Maynard’s focus shifts to us as the populace on “Feathers”. He recognizes the pain, struggle, war, and awfulness of this life. He recognizes and even identifies with the burden that these things are on our hearts. “Weight of words and wars we carry/ I’m like you, just like you/ Eyes of secret, storm and story/ Show and tell, we’ll make it through”. He sees how heavy these things are, and he assures us that we can do this: We can make this work.
But he notices a problem. The sadness and weight of our human experience has caused us to create “armor”, which is understandable. It has caused us to build walls of “stone” between our hearts and the people around us. We have to loose our bonds and tear down our own walls if we want changes to happen. We can blame everything else for our problems, but there are things that we must change, too.
The solution? Maynard asks, “By the telling will they become/ Will they all be feathers?” Similar to the message of Pink Floyd’s “The Division Bell”, the solution is to talk. While Floyd would say to “keep talking”, Maynard maintains that we aren’t really talking at all in the first place. We’ve put up walls and strapped on armor, and we keep our precious words to ourselves. In the end, until we begin to talk through our problems courteously and civilly, nothing can change for the better. But if we talk, oh, how our burdens will flutter away like feathers, no more to burden us!
12. Get the Lead Out
The album ends with a track that is again more abstract, offering feelings more than a specific message. “Get the Lead Out” is about the process of ridding ourselves of the dead weight and impurities in our society. That useless “lead” is dragging us down, causing instability, and keeping us from climbing the mountain of human potential and unity.

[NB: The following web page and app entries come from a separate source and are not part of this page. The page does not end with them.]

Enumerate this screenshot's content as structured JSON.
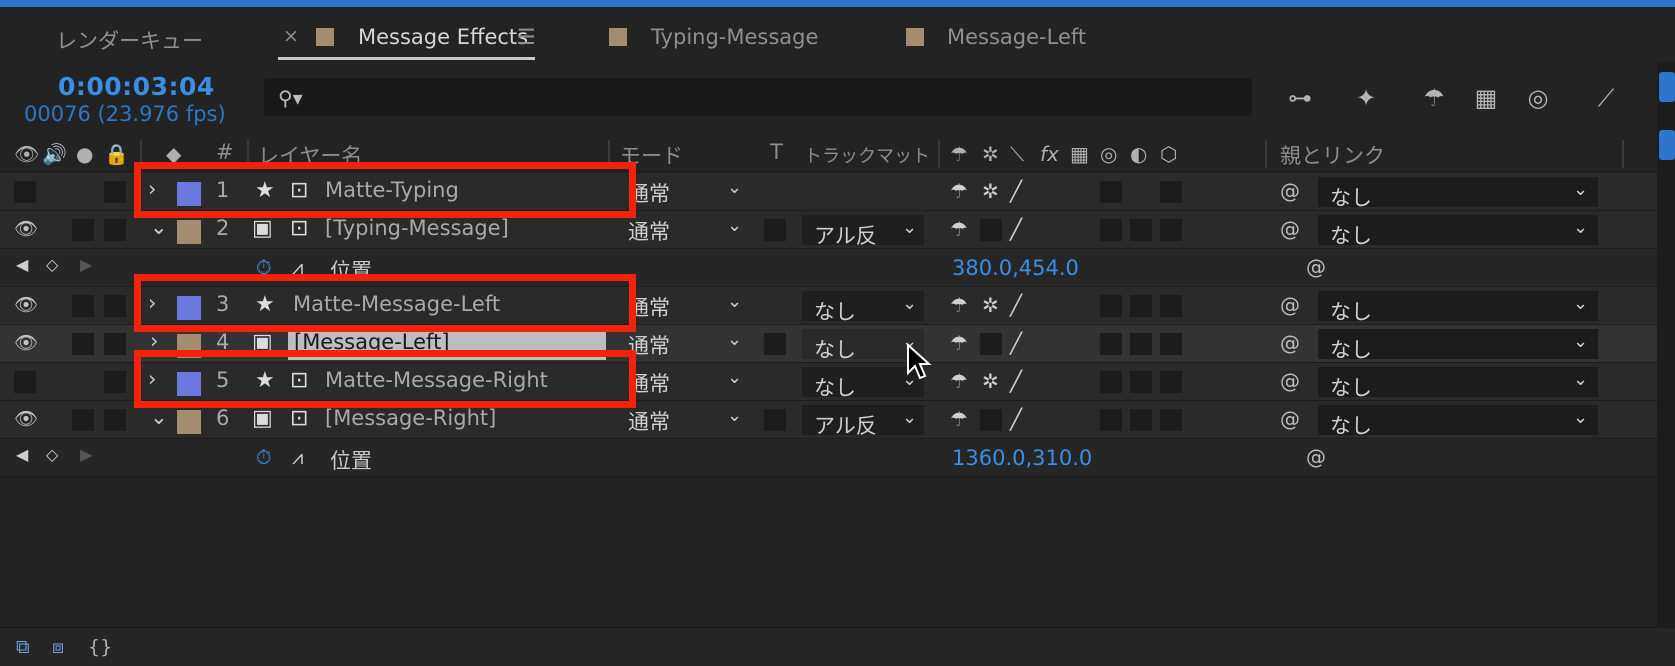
{
  "tabs": [
    {
      "label": "レンダーキュー"
    },
    {
      "label": "Message Effects",
      "active": true
    },
    {
      "label": "Typing-Message"
    },
    {
      "label": "Message-Left"
    }
  ],
  "timecode": "0:00:03:04",
  "frame_info": "00076 (23.976 fps)",
  "search": {
    "placeholder": ""
  },
  "columns": {
    "hash": "#",
    "layer_name": "レイヤー名",
    "mode": "モード",
    "t": "T",
    "track_matte": "トラックマット",
    "parent": "親とリンク"
  },
  "layers": [
    {
      "num": "1",
      "name": "Matte-Typing",
      "mode": "通常",
      "matte": "",
      "parent": "なし",
      "color": "#6b78dd"
    },
    {
      "num": "2",
      "name": "[Typing-Message]",
      "mode": "通常",
      "matte": "アル反",
      "parent": "なし",
      "color": "#a48c6e"
    },
    {
      "prop": "位置",
      "value": "380.0,454.0"
    },
    {
      "num": "3",
      "name": "Matte-Message-Left",
      "mode": "通常",
      "matte": "なし",
      "parent": "なし",
      "color": "#6b78dd"
    },
    {
      "num": "4",
      "name": "[Message-Left]",
      "mode": "通常",
      "matte": "なし",
      "parent": "なし",
      "color": "#a48c6e"
    },
    {
      "num": "5",
      "name": "Matte-Message-Right",
      "mode": "通常",
      "matte": "なし",
      "parent": "なし",
      "color": "#6b78dd"
    },
    {
      "num": "6",
      "name": "[Message-Right]",
      "mode": "通常",
      "matte": "アル反",
      "parent": "なし",
      "color": "#a48c6e"
    },
    {
      "prop": "位置",
      "value": "1360.0,310.0"
    }
  ],
  "highlight_color": "#f2230a",
  "accent": "#3a8ee6"
}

“We’ve got places to be/ We’ve got mountains to climb/ Shape the rainbow with me/ Owe me so much time/ Get the lead out/ Suck it up, buttercup”. The question, at this point, is what exactly constitutes the lead in our society? The rest of the album answers this, presenting politicians, hypocrites, contrarians as easy answers. It’s more than that, as specific behaviors, such as social media addiction, are weighing us down, too. So, it’s a matter of ridding ourselves of certain people, I suppose, but I believe it is more about altering our own destructive behavior, and that includes each and every one of us. It starts with us.

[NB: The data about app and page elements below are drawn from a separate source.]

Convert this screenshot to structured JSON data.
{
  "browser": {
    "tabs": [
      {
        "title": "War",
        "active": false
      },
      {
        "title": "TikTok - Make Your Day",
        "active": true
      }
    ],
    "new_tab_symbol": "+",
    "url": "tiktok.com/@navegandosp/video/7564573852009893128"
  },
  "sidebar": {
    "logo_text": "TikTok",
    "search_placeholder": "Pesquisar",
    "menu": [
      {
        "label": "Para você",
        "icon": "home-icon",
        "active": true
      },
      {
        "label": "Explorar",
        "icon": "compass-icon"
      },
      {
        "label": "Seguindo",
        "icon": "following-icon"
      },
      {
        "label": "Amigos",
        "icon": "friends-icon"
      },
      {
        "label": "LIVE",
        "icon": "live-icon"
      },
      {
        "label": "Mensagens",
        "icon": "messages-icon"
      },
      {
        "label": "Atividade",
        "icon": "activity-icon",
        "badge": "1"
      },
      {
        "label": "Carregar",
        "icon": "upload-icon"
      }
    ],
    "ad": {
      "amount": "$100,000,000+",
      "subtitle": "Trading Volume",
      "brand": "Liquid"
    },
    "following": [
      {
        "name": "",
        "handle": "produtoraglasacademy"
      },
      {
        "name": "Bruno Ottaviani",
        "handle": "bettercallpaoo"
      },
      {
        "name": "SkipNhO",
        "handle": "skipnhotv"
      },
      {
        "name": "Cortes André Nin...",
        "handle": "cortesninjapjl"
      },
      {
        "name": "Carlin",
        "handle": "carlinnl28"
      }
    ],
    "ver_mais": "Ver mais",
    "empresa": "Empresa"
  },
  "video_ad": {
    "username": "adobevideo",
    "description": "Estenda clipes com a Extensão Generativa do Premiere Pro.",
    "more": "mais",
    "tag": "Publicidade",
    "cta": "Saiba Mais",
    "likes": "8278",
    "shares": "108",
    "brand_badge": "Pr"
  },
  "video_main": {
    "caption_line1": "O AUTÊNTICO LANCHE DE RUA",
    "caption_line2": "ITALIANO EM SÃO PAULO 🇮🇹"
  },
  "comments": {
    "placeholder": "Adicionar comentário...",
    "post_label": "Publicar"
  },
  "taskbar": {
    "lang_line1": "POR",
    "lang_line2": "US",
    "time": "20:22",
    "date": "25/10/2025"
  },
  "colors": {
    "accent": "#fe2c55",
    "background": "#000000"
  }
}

“Not one to dawdle, got/ No time to coddle you/ No time to coddle you/ No time/ Chit-chat, chit-chat/ Ain’t got time for that”.